It’s Saturday morning and therefore one of the most luxurious days of the week for me. I woke up sans alarm at 7:15, fell back asleep for fifteen more minutes, then motored off to Starbuck’s to replenish my bean supply and get a ready-made cup of wake-up fuel.

Back home, I began trying to catch up on all of the auto-collected stories and articles that had been accumulating during the week. For the next hour and a half, I sat on the deck and read articles on making war movies, germ theory, the arc of innovation, a story about a reporter’s Bernese Mountain Dog, and how the British now can make brewed tea with a specially designed gadget in their armoured vehicles because the Germans in WWII kept killing them when they’d stop and get out of their tanks to brew tea on the roadside, etc.

It’s a collection of reading material that is nothing if not eclectic. And therein lies the problem. I read for the pure pleasure of it. It ranks 2nd or 3rd in my top most enjoyable activities in life. And yet, it’s a little depressing too. There’s so much out there to read, so much to learn, to know, to be exposed to…

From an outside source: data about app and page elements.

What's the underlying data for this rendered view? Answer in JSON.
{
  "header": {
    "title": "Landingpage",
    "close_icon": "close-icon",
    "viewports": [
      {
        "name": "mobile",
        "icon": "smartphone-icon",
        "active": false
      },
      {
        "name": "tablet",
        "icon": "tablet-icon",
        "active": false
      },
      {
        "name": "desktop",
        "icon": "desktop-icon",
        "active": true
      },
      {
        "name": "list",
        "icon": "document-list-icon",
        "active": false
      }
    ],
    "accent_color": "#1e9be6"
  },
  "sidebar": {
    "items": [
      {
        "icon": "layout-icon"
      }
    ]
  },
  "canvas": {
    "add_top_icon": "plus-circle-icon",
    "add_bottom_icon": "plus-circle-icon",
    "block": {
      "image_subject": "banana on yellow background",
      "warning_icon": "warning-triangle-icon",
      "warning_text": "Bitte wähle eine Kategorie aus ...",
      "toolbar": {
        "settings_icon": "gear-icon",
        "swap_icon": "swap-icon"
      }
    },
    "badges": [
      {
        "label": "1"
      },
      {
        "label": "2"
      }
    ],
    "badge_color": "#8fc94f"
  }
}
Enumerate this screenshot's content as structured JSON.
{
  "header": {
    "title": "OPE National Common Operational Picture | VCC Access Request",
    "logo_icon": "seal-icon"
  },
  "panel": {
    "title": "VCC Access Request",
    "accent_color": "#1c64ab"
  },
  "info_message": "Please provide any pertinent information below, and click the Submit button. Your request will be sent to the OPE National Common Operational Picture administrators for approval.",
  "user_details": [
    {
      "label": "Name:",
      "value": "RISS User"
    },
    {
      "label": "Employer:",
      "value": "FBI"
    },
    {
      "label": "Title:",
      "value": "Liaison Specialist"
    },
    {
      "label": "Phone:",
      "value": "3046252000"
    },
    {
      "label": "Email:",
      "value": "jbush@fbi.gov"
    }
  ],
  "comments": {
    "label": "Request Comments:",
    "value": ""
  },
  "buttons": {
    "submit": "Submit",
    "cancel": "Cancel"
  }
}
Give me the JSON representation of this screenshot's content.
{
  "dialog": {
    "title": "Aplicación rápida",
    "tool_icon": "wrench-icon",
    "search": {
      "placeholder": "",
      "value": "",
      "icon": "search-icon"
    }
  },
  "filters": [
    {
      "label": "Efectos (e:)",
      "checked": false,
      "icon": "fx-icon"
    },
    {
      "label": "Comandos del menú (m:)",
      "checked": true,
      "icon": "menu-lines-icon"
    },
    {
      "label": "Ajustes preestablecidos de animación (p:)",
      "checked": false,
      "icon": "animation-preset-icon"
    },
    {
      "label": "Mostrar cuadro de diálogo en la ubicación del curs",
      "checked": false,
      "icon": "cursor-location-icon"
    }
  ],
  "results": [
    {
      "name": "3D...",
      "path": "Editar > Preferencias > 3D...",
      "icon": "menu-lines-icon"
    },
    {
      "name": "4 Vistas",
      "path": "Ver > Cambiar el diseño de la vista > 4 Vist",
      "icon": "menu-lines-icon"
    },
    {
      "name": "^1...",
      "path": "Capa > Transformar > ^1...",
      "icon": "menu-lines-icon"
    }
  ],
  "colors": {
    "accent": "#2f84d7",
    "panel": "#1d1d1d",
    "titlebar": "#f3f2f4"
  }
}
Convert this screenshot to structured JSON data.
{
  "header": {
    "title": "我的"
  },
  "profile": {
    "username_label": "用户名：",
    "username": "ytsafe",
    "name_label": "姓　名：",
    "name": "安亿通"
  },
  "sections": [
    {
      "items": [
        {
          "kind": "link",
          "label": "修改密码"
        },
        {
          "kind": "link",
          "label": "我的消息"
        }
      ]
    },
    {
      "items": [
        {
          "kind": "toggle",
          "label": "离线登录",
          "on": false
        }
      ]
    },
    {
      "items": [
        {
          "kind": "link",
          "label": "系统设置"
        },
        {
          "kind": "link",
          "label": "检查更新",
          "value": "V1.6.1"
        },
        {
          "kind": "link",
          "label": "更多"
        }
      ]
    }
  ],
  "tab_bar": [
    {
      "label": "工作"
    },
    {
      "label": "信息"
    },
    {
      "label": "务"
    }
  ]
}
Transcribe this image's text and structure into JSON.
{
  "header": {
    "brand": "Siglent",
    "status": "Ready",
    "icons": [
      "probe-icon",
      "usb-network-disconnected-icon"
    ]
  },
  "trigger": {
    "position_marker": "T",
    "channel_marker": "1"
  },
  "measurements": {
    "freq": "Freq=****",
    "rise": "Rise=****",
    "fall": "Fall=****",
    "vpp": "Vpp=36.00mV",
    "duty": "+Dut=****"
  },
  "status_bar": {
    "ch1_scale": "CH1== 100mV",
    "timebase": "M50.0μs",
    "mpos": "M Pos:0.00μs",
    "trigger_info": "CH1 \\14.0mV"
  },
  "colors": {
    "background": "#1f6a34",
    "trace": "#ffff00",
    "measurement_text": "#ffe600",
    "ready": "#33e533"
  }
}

A few weeks ago, I discovered and began using a combination of web-services and connected apps to crawl through various sites that generate content I might wish to consume, and collect it for me into one place to peruse at my leisure. I read a lot! I mean a hell of a lot! But I cannot keep up. Having read six or seven articles this morning, there are eighty-eight…EIGHTY-EIGHT…88…still to read. Damn! I feel guilty as hell to delete even one of them without at least a quick, speed-reading glance, but at a rate of one article read every fifteen or twenty minutes, it will take me twenty-nine and one-third hours to read the ones still left.

That realization makes me yearn for a better system to gather the material, but maybe with a little more ”filtering”, kind of like when I’m looking at an item on Amazon, the site is kind enough to inform me, ”customers who looked at the item you’re looking at ultimately bought X…” or, similar to the way Netflix makes suggestions about movies I might want to watch based on my previous selections and ratings. That would be cool…

Or would it? What kind of filter could ever have put together my reading list this morning? What kind of relationship is there between tea brewed by soldiers in a tank, and the 2,4-D herbicide that started the Green Revolution among Iowa corn farmers that has led to the most plenteous and cheap food production of all time and has contributed to this country’s obesity epidemic?

I guess I’ll have to keep using the one filter that can amalgamate and make sense out of all this motley collection, my own brain. How do you decide what to read? What to follow? What to pay attention to?

Hey, one of my apps just signaled on my iPhone that another article just arrived, number 89, titled, Breaking up with Facebook. That sounds interesting. Let’s see, that’ll push me to twenty-nine and a half hours…